“Let food be thy medicine and medicine be thy food.” -Hippocrates
This is a statement I passionately believe in. Medicine is defined as “the science or practice of the diagnosis, treatment and prevention of disease,” and thus nutrition is also the science of the diagnosis, treatment and prevention of disease.
This is especially true when educating and counseling persons with chronic diseases, such as diabetes, high cholesterol, high blood pressure, kidney disease and the list goes on and on. Tweaks in what these persons eat on a daily basis can dramatically improve their disease state.
Many of you are probably waiting for the link to pregnancy, well here it comes. While I continue to believe in the power of nutrition, my view of food has shifted during pregnancy. I believe food during pregnancy is very similar to food for the elite athlete; it is its most basic form- fuel.
While dietary quality is of the utmost importance during both pregnancy and athletics, but quantity often is slightly more important. I have been intrigued by the amount of energy (Calories) required to grow and sustain life, let alone 2, 3, or 6 at one time. The average adult woman needs approximately 1600 Calories per day and the average adult male needs nearly 2000 Calories per day. These amounts of course vary depending on an individual’s metabolism, body composition and daily physical activity. But, the average woman pregnant with one child needs approximately 300 additional Calories per day beginning in their 2nd trimester. However, this is not the case with multiples. This additional energy requirement starts in the 1st trimester and quickly escalates with each fetus:
- Twins: 3,500 Calories
- Triplets: 4,000 Calories
- Quads: 4,500 Calories
- Quintuplets: 5,000 Calories
One may be jumping for joy at this amount, because it’s like Thanksgiving everyday! Unfortunately, when you add in morning sickness, indigestion and limited belly capacity, this feat requires a bit of creativity. Again, it is important to remember that quality is a close second to quantity and thus the type of Calories consumed is also very important.
The average dietary composition is 50-55% Carbohydrate, 25-30% Fat and 15-20% Protein. During pregnancy, this also shifts to approximately 40% Carbohydrate, 40% Fat and 20% Protein. Fat, primarily from unsaturated sources high in omega 3’s, like DHA, is critical for neurological development. Protein is known as the building block for life and food sources that maintain a complete amino acid profile, animal-based proteins, are ideal. The percentage of carbohydrates decreases during pregnancy, and my assumption for this decrease is two-fold: 1) To account for the increases in necessary fat and protein and 2) To limit edema, or swelling and bloating. Carbohydrates tend to pack on water has they are stored and extra L.B.’s from fluid tend to be unappreciated, especially later in pregnancy.
Overall, we know that nutrition is an individualized science and all of the energy goals have to be adapted to the individual.
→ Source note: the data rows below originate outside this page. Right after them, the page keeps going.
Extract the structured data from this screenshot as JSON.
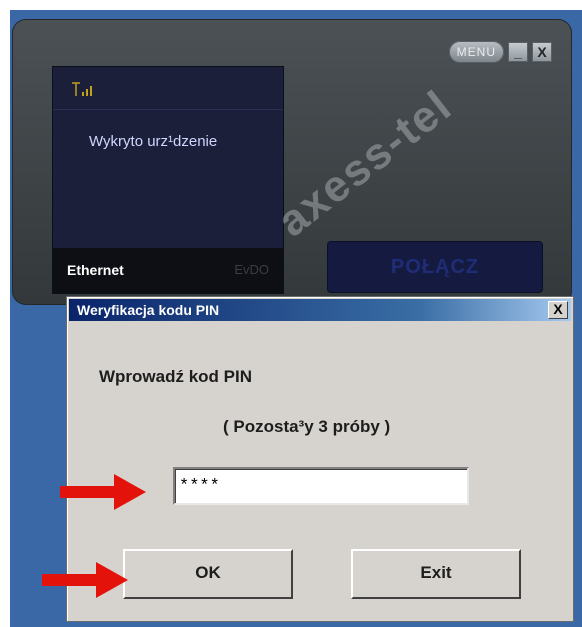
{
  "app": {
    "menu_label": "MENU",
    "minimize_label": "_",
    "close_label": "X",
    "signal_icon": "signal-bars-icon",
    "status_text": "Wykryto urz¹dzenie",
    "connection_type": "Ethernet",
    "network_mode": "EvDO",
    "connect_label": "POŁĄCZ",
    "watermark": "axess-tel"
  },
  "dialog": {
    "title": "Weryfikacja kodu PIN",
    "close_label": "X",
    "prompt": "Wprowadź kod PIN",
    "remaining": "( Pozosta³y 3 próby )",
    "pin_value": "****",
    "ok_label": "OK",
    "exit_label": "Exit"
  },
  "colors": {
    "arrow": "#e3120b",
    "titlebar": "#0a246a",
    "app_bg": "#3d4245"
  }
}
I believe the best outcome for measuring a person’s nutrition during pregnancy is maternal weight gain. Future mom’s of multiples are to gain an average of 2-2.5lbs per week beginning with week one, so that by 30 weeks mama has gained nearly 80lbs. Maternal weight gain is highly associated with fetal growth and gestational age, which we know are the two variables that often influence fetal complications.
So, for you “bump” lovers out there I will be sure to post a pic or two in the coming weeks along with some updated ultrasounds. Until then, hang tight…patience is a virtue (lol). And, for you nutrition geeks and foodies out there, much like myself, there will certainly be future posts on nutrition tips and meal planning for mom’s of multiples.
Written by: Cassie Vanderwall, MS RD CD CDE CPT